Who inspires you? 

I'm inspired by different people at different times of my life. I think people at the moment inspire me, someone like The Rock, and if you look at The Rock's life, he's got a lot going on, but he always crowbars a workout in. If it's 3 a.m., if it's 11 p.m., he always has his gym and takes it with him. 

I think being the hardest worker in the room is a great motto. I think someone like him is very inspirational just in life about getting stuff done. It's very easy to sit back on your heels, whatever you've done and think, "Well, that's my lot." But if you wanna keep achieving things and keep ticking the boxes and setting goals, you've gotta keep setting them. And I think someone like The Rock is very inspirational and things like that.

Have you got a favourite musician/album/podcast?

I’ve been playing hand pans for three or four years now. So I'm very into hand-pan style music. There's a guy called Malte Marten, who I think is probably my favourite at the moment. He's got a beautiful flow about him, real simple melodies. I was lucky enough to go on a retreat with him in Malta. 

He was just so amazing and so inspiring. And then I teamed up with the guy. We've now got our own Spotify album out. We’re called the Handpan Gentlemen. He lit that second fire in me to just take that step forward. And this goes back to what we were saying earlier about inspiration, isn't it? I was inspired by him. He was like, you've got to stop playing in front of your dog in your living room and you've got to start getting on the street. So we started busking and then we created an album on Spotify. Again, it was that little shove I needed to move forward. So quite a pinnacle time really for me was meeting him.

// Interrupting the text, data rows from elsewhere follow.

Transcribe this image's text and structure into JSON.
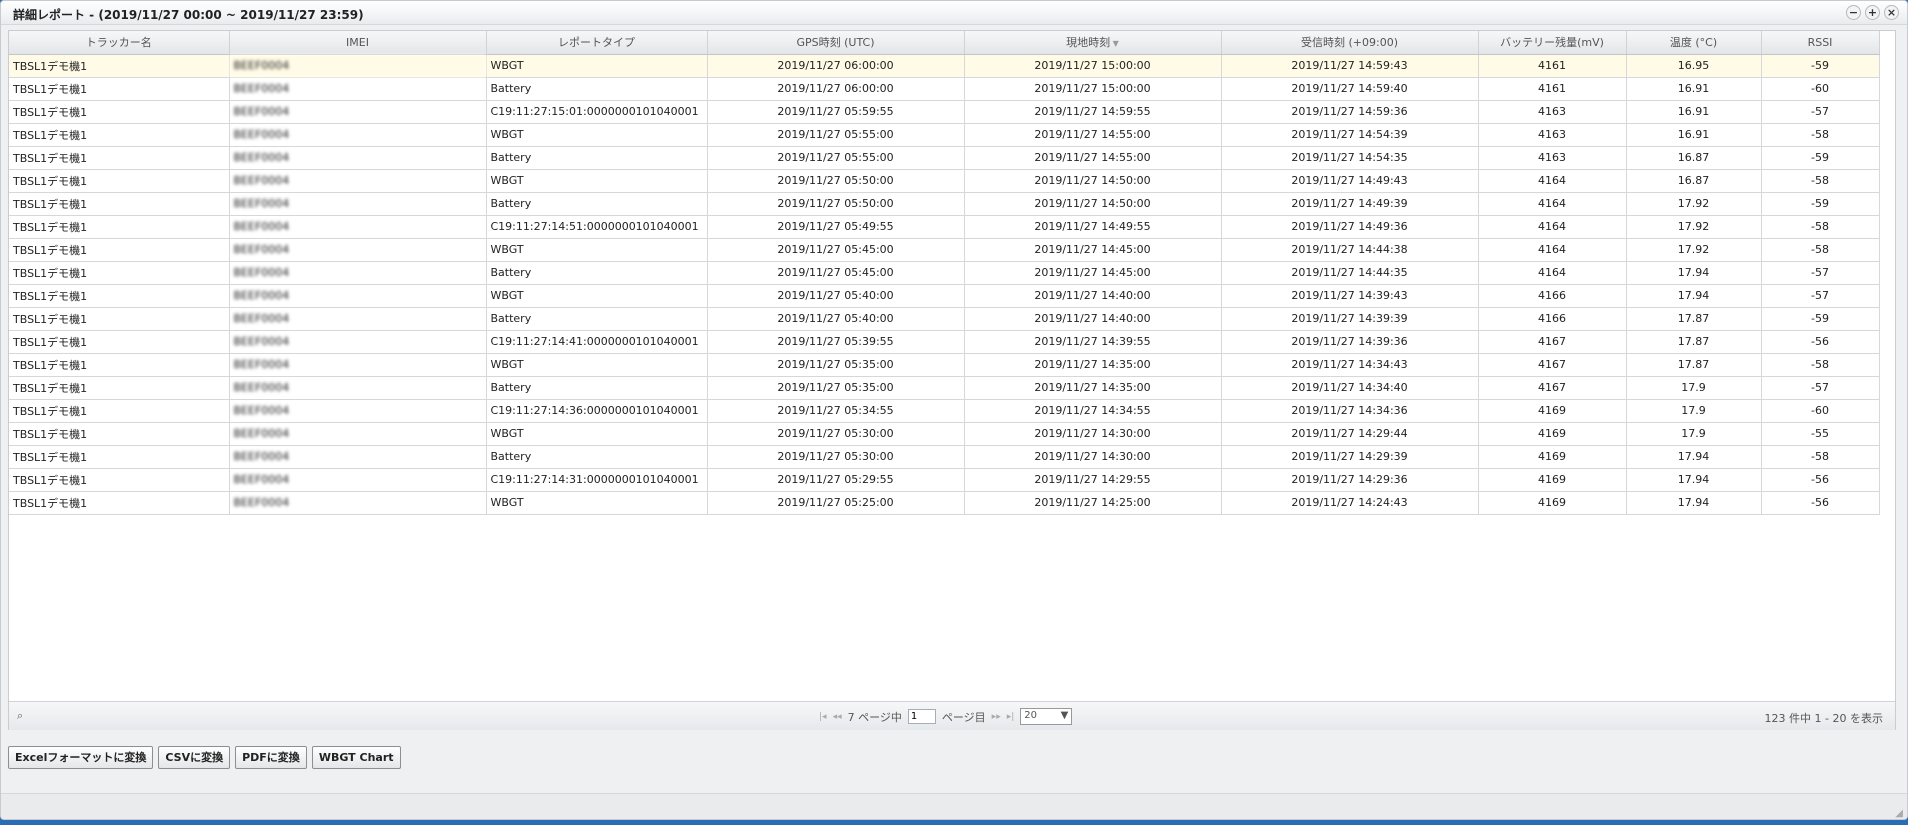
{
  "window": {
    "title": "詳細レポート - (2019/11/27 00:00 ~ 2019/11/27 23:59)",
    "controls": [
      "−",
      "+",
      "×"
    ]
  },
  "columns": [
    "トラッカー名",
    "IMEI",
    "レポートタイプ",
    "GPS時刻 (UTC)",
    "現地時刻",
    "受信時刻 (+09:00)",
    "バッテリー残量(mV)",
    "温度 (°C)",
    "RSSI"
  ],
  "rows": [
    [
      "TBSL1デモ機1",
      "BEEF0004",
      "WBGT",
      "2019/11/27 06:00:00",
      "2019/11/27 15:00:00",
      "2019/11/27 14:59:43",
      "4161",
      "16.95",
      "-59"
    ],
    [
      "TBSL1デモ機1",
      "BEEF0004",
      "Battery",
      "2019/11/27 06:00:00",
      "2019/11/27 15:00:00",
      "2019/11/27 14:59:40",
      "4161",
      "16.91",
      "-60"
    ],
    [
      "TBSL1デモ機1",
      "BEEF0004",
      "C19:11:27:15:01:0000000101040001",
      "2019/11/27 05:59:55",
      "2019/11/27 14:59:55",
      "2019/11/27 14:59:36",
      "4163",
      "16.91",
      "-57"
    ],
    [
      "TBSL1デモ機1",
      "BEEF0004",
      "WBGT",
      "2019/11/27 05:55:00",
      "2019/11/27 14:55:00",
      "2019/11/27 14:54:39",
      "4163",
      "16.91",
      "-58"
    ],
    [
      "TBSL1デモ機1",
      "BEEF0004",
      "Battery",
      "2019/11/27 05:55:00",
      "2019/11/27 14:55:00",
      "2019/11/27 14:54:35",
      "4163",
      "16.87",
      "-59"
    ],
    [
      "TBSL1デモ機1",
      "BEEF0004",
      "WBGT",
      "2019/11/27 05:50:00",
      "2019/11/27 14:50:00",
      "2019/11/27 14:49:43",
      "4164",
      "16.87",
      "-58"
    ],
    [
      "TBSL1デモ機1",
      "BEEF0004",
      "Battery",
      "2019/11/27 05:50:00",
      "2019/11/27 14:50:00",
      "2019/11/27 14:49:39",
      "4164",
      "17.92",
      "-59"
    ],
    [
      "TBSL1デモ機1",
      "BEEF0004",
      "C19:11:27:14:51:0000000101040001",
      "2019/11/27 05:49:55",
      "2019/11/27 14:49:55",
      "2019/11/27 14:49:36",
      "4164",
      "17.92",
      "-58"
    ],
    [
      "TBSL1デモ機1",
      "BEEF0004",
      "WBGT",
      "2019/11/27 05:45:00",
      "2019/11/27 14:45:00",
      "2019/11/27 14:44:38",
      "4164",
      "17.92",
      "-58"
    ],
    [
      "TBSL1デモ機1",
      "BEEF0004",
      "Battery",
      "2019/11/27 05:45:00",
      "2019/11/27 14:45:00",
      "2019/11/27 14:44:35",
      "4164",
      "17.94",
      "-57"
    ],
    [
      "TBSL1デモ機1",
      "BEEF0004",
      "WBGT",
      "2019/11/27 05:40:00",
      "2019/11/27 14:40:00",
      "2019/11/27 14:39:43",
      "4166",
      "17.94",
      "-57"
    ],
    [
      "TBSL1デモ機1",
      "BEEF0004",
      "Battery",
      "2019/11/27 05:40:00",
      "2019/11/27 14:40:00",
      "2019/11/27 14:39:39",
      "4166",
      "17.87",
      "-59"
    ],
    [
      "TBSL1デモ機1",
      "BEEF0004",
      "C19:11:27:14:41:0000000101040001",
      "2019/11/27 05:39:55",
      "2019/11/27 14:39:55",
      "2019/11/27 14:39:36",
      "4167",
      "17.87",
      "-56"
    ],
    [
      "TBSL1デモ機1",
      "BEEF0004",
      "WBGT",
      "2019/11/27 05:35:00",
      "2019/11/27 14:35:00",
      "2019/11/27 14:34:43",
      "4167",
      "17.87",
      "-58"
    ],
    [
      "TBSL1デモ機1",
      "BEEF0004",
      "Battery",
      "2019/11/27 05:35:00",
      "2019/11/27 14:35:00",
      "2019/11/27 14:34:40",
      "4167",
      "17.9",
      "-57"
    ],
    [
      "TBSL1デモ機1",
      "BEEF0004",
      "C19:11:27:14:36:0000000101040001",
      "2019/11/27 05:34:55",
      "2019/11/27 14:34:55",
      "2019/11/27 14:34:36",
      "4169",
      "17.9",
      "-60"
    ],
    [
      "TBSL1デモ機1",
      "BEEF0004",
      "WBGT",
      "2019/11/27 05:30:00",
      "2019/11/27 14:30:00",
      "2019/11/27 14:29:44",
      "4169",
      "17.9",
      "-55"
    ],
    [
      "TBSL1デモ機1",
      "BEEF0004",
      "Battery",
      "2019/11/27 05:30:00",
      "2019/11/27 14:30:00",
      "2019/11/27 14:29:39",
      "4169",
      "17.94",
      "-58"
    ],
    [
      "TBSL1デモ機1",
      "BEEF0004",
      "C19:11:27:14:31:0000000101040001",
      "2019/11/27 05:29:55",
      "2019/11/27 14:29:55",
      "2019/11/27 14:29:36",
      "4169",
      "17.94",
      "-56"
    ],
    [
      "TBSL1デモ機1",
      "BEEF0004",
      "WBGT",
      "2019/11/27 05:25:00",
      "2019/11/27 14:25:00",
      "2019/11/27 14:24:43",
      "4169",
      "17.94",
      "-56"
    ]
  ],
  "sorted_column_index": 4,
  "pager": {
    "first_icon": "first-page-icon",
    "prev_icon": "prev-page-icon",
    "next_icon": "next-page-icon",
    "last_icon": "last-page-icon",
    "total_pages_label": "7 ページ中",
    "current_page": "1",
    "page_suffix": "ページ目",
    "page_size": "20",
    "record_info": "123 件中 1 - 20 を表示"
  },
  "buttons": {
    "excel": "Excelフォーマットに変換",
    "csv": "CSVに変換",
    "pdf": "PDFに変換",
    "wbgt_chart": "WBGT Chart"
  }
}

What is your wardrobe essential, a piece you couldn't live without? 

I reckon I've got 25 baker-boy caps, they're my wardrobe-essentials. &SONS have so many amazing pieces, the only trouble is, I keep getting these emails from them about all the new stuff. I think the item that I wear most is the Escape, it’s a blue three-quarter-sleeve sweatshirt and I ended up buying two of them. There is another sweatshirt with a number four on - I cut the sleeves off and I made that into a three-quarter. I absolutely love that, that's definitely one of my favourites.

What was the best piece of advice you've been given or would pass on to somebody else?

When I was nine years old, my dad used to look me in the eyes and he'd say, "Fail to prepare, prepare to fail”. He was very Northern, he's from Hull and he said that to me all the time as a child growing up. It's the best bit of advice I've ever been given for anything because, if you're not prepared, if you haven't put everything into being prepared for something, you're not going to do your best. And whatever it is you want to do, prepare, prepare, prepare. 

I look back at a show like "Gladiators" and those games where we had very little chance to practice them. It was all about that preparation. When I did that show originally, I was a bodybuilder. I remember going to the wall and I couldn't get up it - the producer came up to me and said, "Hunter your s**t.” I started crying. I went to the dressing room and thought “I am s**t because I've never climbed a wall before. Well, what does he expect?” And then my dad's words, "Fail to prepare, prepare to fail." 

I went home and trained twice a day for a year. I came out the next year and they would look to me because I looked kind of different. I was more athletic. And I got up the wall in nine and a half seconds. I was told, "Well, the average time's 26 seconds." And I went, "Fail to prepare, prepare to fail.” - That was that. They never asked me again.